July 22, 2013, 9:01 AM — As a director or senior IT person, you're at the point in your career where you have to realize that "the skills that got you your seat at the table aren't the ones that will keep you there," Pamela Rucker, chair of the CIO Executive Council's Executive Women in IT, says.
You have to empower yourself to move forward and understand that what it takes is a dedication to professional and personal improvement. Look at the leaders around you. Chances are many of them started at the bottom just like many IT pros, and if they can do it so can you. To aid in your journey we asked CIOs, career coaches and other experts what skills it takes to get into executive office.
Overcome the Transitional Challenges of Being a Strategic Leader

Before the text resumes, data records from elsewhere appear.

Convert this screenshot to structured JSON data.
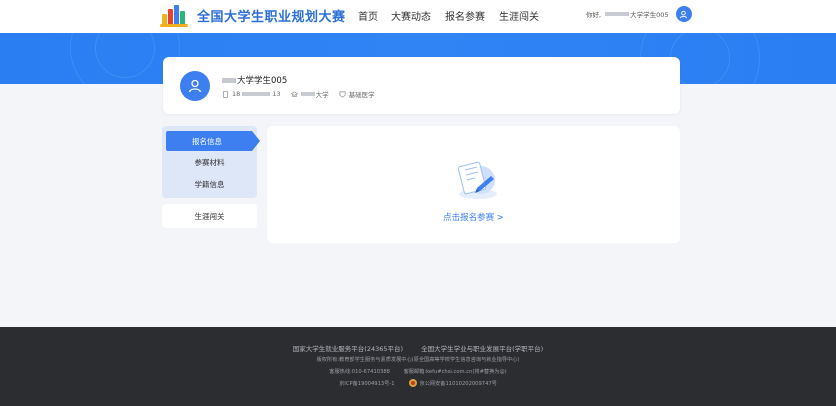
{
  "header": {
    "site_title": "全国大学生职业规划大赛",
    "nav": [
      "首页",
      "大赛动态",
      "报名参赛",
      "生涯闯关"
    ],
    "greeting": "你好,",
    "user_name_suffix": "大学学生005"
  },
  "profile": {
    "name_suffix": "大学学生005",
    "phone_prefix": "18",
    "phone_suffix": "13",
    "school_suffix": "大学",
    "major": "基础医学"
  },
  "sidebar": {
    "items": [
      "报名信息",
      "参赛材料",
      "学籍信息"
    ],
    "extra": "生涯闯关"
  },
  "main": {
    "cta": "点击报名参赛 >"
  },
  "footer": {
    "platform_1": "国家大学生就业服务平台(24365平台)",
    "platform_2": "全国大学生学业与职业发展平台(学职平台)",
    "copyright": "版权所有:教育部学生服务与素质发展中心(原全国高等学校学生信息咨询与就业指导中心)",
    "hotline": "客服热线:010-67410388",
    "email": "客服邮箱:kefu#chsi.com.cn(将#替换为@)",
    "icp": "京ICP备19004913号-1",
    "police": "京公网安备11010202009747号"
  },
  "colors": {
    "brand_blue": "#3d7ff0",
    "banner_blue": "#2a7ef2",
    "footer_bg": "#2b2d31"
  }
}
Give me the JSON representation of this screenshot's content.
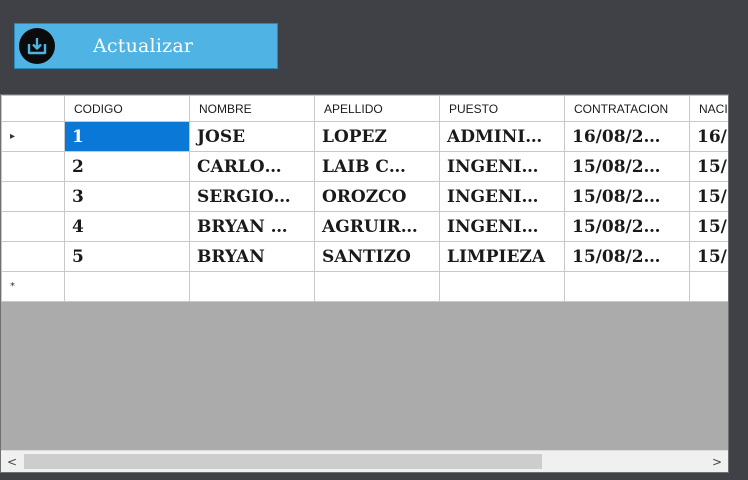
{
  "toolbar": {
    "refresh_label": "Actualizar"
  },
  "grid": {
    "columns": [
      "CODIGO",
      "NOMBRE",
      "APELLIDO",
      "PUESTO",
      "CONTRATACION",
      "NACI"
    ],
    "rows": [
      [
        "1",
        "JOSE",
        "LOPEZ",
        "ADMINI…",
        "16/08/2…",
        "16/"
      ],
      [
        "2",
        "CARLO…",
        "LAIB C…",
        "INGENI…",
        "15/08/2…",
        "15/"
      ],
      [
        "3",
        "SERGIO…",
        "OROZCO",
        "INGENI…",
        "15/08/2…",
        "15/"
      ],
      [
        "4",
        "BRYAN …",
        "AGRUIR…",
        "INGENI…",
        "15/08/2…",
        "15/"
      ],
      [
        "5",
        "BRYAN",
        "SANTIZO",
        "LIMPIEZA",
        "15/08/2…",
        "15/"
      ]
    ],
    "current_row_marker": "▸",
    "new_row_marker": "*",
    "selected_cell": {
      "row": 0,
      "column": 0
    },
    "scroll_left_glyph": "<",
    "scroll_right_glyph": ">",
    "horizontal_scroll_fraction": 0.76
  },
  "colors": {
    "background": "#3f4147",
    "button": "#4fb3e4",
    "selection": "#0a78d7",
    "empty_area": "#ababab"
  }
}
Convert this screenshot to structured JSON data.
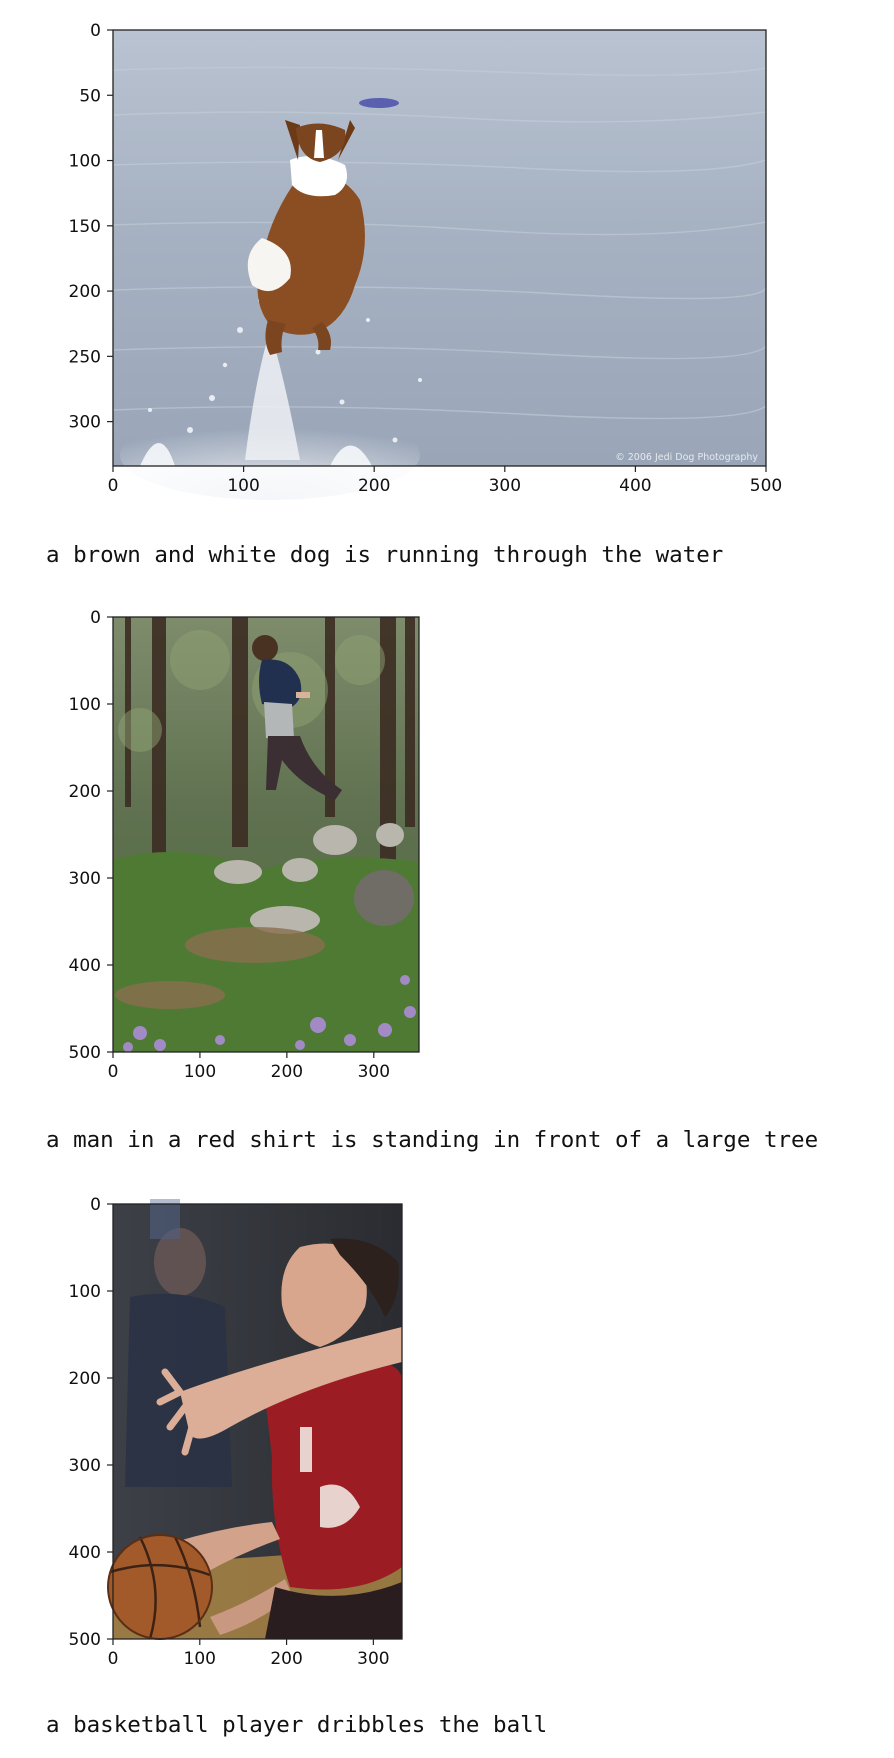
{
  "figures": [
    {
      "image_subject": "dog jumping over water",
      "image_size": [
        500,
        334
      ],
      "x_ticks": [
        "0",
        "100",
        "200",
        "300",
        "400",
        "500"
      ],
      "y_ticks": [
        "0",
        "50",
        "100",
        "150",
        "200",
        "250",
        "300"
      ],
      "watermark": "© 2006 Jedi Dog Photography",
      "caption": "a brown and white dog is running through the water"
    },
    {
      "image_subject": "boy jumping among trees and rocks",
      "image_size": [
        352,
        500
      ],
      "x_ticks": [
        "0",
        "100",
        "200",
        "300"
      ],
      "y_ticks": [
        "0",
        "100",
        "200",
        "300",
        "400",
        "500"
      ],
      "caption": "a man in a red shirt is standing in front of a large tree"
    },
    {
      "image_subject": "basketball player going up with ball",
      "image_size": [
        333,
        500
      ],
      "x_ticks": [
        "0",
        "100",
        "200",
        "300"
      ],
      "y_ticks": [
        "0",
        "100",
        "200",
        "300",
        "400",
        "500"
      ],
      "caption": "a basketball player dribbles the ball"
    }
  ]
}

When moving from an IT professional to an executive position getting away from your functional expertise and the things you know well, and forcing yourself to broaden your understanding of the company, your products or services, your customers, and your industry can be tough.
"Too many people hang their hat on knowing a technology when those skills are becoming more of a commodity. The higher-level skills are those around company strategy, product development and customer-focused innovation. Big data, cloud and CRM can all be outsourced," says Rucker.
One of the biggest hurdles faced by new executives is the loss of control, according to Bob Boudreau, CEO of WinterWyman, a national IT staffing firm. "If you're used to getting things done yourselves then, in some terms, you lose a bit of control because you shouldn't be the one with your hands on the keyboards making things happen. You have to trust the people who you work with that they will do the job even better than you," says Boudreau.
David Brookmire is a corporate professional development consultant, has spent the last several years doing leadership and team assessments, as well as team coaching; prior to that he worked for the likes of Fritos and General Motors working in HR and talent management.
"You have to become more of a leader and less of a manager. Management is planning, organizing, delegating and controlling. Leadership is typically vision, inspiration and motivation. These skills become more and more important the higher you go up the ladder," says Brookmire.
Having to manage your peers can create an interesting dynamic. "You have to be able to change that relationship in a way that establishes the hierarchy without alienating your peers. That's tricky," Brookmire says.